Output the records below again, precisely as they are written.

Data shown:

::::

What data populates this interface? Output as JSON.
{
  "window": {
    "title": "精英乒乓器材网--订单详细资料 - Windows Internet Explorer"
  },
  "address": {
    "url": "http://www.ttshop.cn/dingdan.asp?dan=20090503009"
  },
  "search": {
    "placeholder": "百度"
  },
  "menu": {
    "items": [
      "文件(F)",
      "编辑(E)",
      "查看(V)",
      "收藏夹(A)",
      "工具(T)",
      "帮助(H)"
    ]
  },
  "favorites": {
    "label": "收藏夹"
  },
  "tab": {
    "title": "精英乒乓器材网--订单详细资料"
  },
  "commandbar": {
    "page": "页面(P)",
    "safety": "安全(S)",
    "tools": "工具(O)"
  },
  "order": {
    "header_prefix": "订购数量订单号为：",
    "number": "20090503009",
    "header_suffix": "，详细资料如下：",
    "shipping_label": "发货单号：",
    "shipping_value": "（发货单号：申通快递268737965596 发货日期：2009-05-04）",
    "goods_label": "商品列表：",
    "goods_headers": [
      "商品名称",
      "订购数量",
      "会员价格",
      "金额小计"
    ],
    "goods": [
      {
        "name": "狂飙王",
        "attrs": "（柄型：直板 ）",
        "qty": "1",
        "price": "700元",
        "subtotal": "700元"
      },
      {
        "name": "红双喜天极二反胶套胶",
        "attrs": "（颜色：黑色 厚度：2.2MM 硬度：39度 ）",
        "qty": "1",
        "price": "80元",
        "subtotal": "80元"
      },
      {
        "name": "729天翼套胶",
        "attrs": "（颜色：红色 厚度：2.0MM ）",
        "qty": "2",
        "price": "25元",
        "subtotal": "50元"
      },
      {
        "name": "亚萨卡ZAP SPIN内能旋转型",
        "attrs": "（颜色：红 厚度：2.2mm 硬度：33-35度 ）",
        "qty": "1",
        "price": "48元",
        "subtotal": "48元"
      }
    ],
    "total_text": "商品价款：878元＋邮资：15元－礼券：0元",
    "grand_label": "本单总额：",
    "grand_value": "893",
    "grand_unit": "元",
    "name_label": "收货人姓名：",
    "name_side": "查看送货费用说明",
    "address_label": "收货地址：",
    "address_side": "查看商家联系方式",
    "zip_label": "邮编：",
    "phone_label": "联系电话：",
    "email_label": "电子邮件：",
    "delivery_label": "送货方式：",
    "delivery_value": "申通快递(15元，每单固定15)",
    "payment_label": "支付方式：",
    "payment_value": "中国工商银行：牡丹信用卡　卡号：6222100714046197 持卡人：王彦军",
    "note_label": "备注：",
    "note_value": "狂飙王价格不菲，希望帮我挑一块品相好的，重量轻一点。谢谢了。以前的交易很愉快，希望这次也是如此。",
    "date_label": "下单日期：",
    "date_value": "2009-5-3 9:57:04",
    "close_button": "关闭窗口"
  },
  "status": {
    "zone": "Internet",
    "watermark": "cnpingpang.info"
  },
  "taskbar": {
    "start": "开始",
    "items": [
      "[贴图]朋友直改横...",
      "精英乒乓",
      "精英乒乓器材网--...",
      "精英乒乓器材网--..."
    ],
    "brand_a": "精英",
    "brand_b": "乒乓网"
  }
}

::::

Task response:
What data populates this interface? Output as JSON.
{
  "window": {
    "title": "精英乒乓器材网--订单详细资料 - Windows Internet Explorer"
  },
  "address": {
    "url": "http://www.ttshop.cn/dingdan.asp?dan=20090503009"
  },
  "search": {
    "placeholder": "百度"
  },
  "menu": {
    "items": [
      "文件(F)",
      "编辑(E)",
      "查看(V)",
      "收藏夹(A)",
      "工具(T)",
      "帮助(H)"
    ]
  },
  "favorites": {
    "label": "收藏夹"
  },
  "tab": {
    "title": "精英乒乓器材网--订单详细资料"
  },
  "commandbar": {
    "page": "页面(P)",
    "safety": "安全(S)",
    "tools": "工具(O)"
  },
  "order": {
    "header_prefix": "订购数量订单号为：",
    "number": "20090503009",
    "header_suffix": "，详细资料如下：",
    "shipping_label": "发货单号：",
    "shipping_value": "（发货单号：申通快递268737965596 发货日期：2009-05-04）",
    "goods_label": "商品列表：",
    "goods_headers": [
      "商品名称",
      "订购数量",
      "会员价格",
      "金额小计"
    ],
    "goods": [
      {
        "name": "狂飙王",
        "attrs": "（柄型：直板 ）",
        "qty": "1",
        "price": "700元",
        "subtotal": "700元"
      },
      {
        "name": "红双喜天极二反胶套胶",
        "attrs": "（颜色：黑色 厚度：2.2MM 硬度：39度 ）",
        "qty": "1",
        "price": "80元",
        "subtotal": "80元"
      },
      {
        "name": "729天翼套胶",
        "attrs": "（颜色：红色 厚度：2.0MM ）",
        "qty": "2",
        "price": "25元",
        "subtotal": "50元"
      },
      {
        "name": "亚萨卡ZAP SPIN内能旋转型",
        "attrs": "（颜色：红 厚度：2.2mm 硬度：33-35度 ）",
        "qty": "1",
        "price": "48元",
        "subtotal": "48元"
      }
    ],
    "total_text": "商品价款：878元＋邮资：15元－礼券：0元",
    "grand_label": "本单总额：",
    "grand_value": "893",
    "grand_unit": "元",
    "name_label": "收货人姓名：",
    "name_side": "查看送货费用说明",
    "address_label": "收货地址：",
    "address_side": "查看商家联系方式",
    "zip_label": "邮编：",
    "phone_label": "联系电话：",
    "email_label": "电子邮件：",
    "delivery_label": "送货方式：",
    "delivery_value": "申通快递(15元，每单固定15)",
    "payment_label": "支付方式：",
    "payment_value": "中国工商银行：牡丹信用卡　卡号：6222100714046197 持卡人：王彦军",
    "note_label": "备注：",
    "note_value": "狂飙王价格不菲，希望帮我挑一块品相好的，重量轻一点。谢谢了。以前的交易很愉快，希望这次也是如此。",
    "date_label": "下单日期：",
    "date_value": "2009-5-3 9:57:04",
    "close_button": "关闭窗口"
  },
  "status": {
    "zone": "Internet",
    "watermark": "cnpingpang.info"
  },
  "taskbar": {
    "start": "开始",
    "items": [
      "[贴图]朋友直改横...",
      "精英乒乓",
      "精英乒乓器材网--...",
      "精英乒乓器材网--..."
    ],
    "brand_a": "精英",
    "brand_b": "乒乓网"
  }
}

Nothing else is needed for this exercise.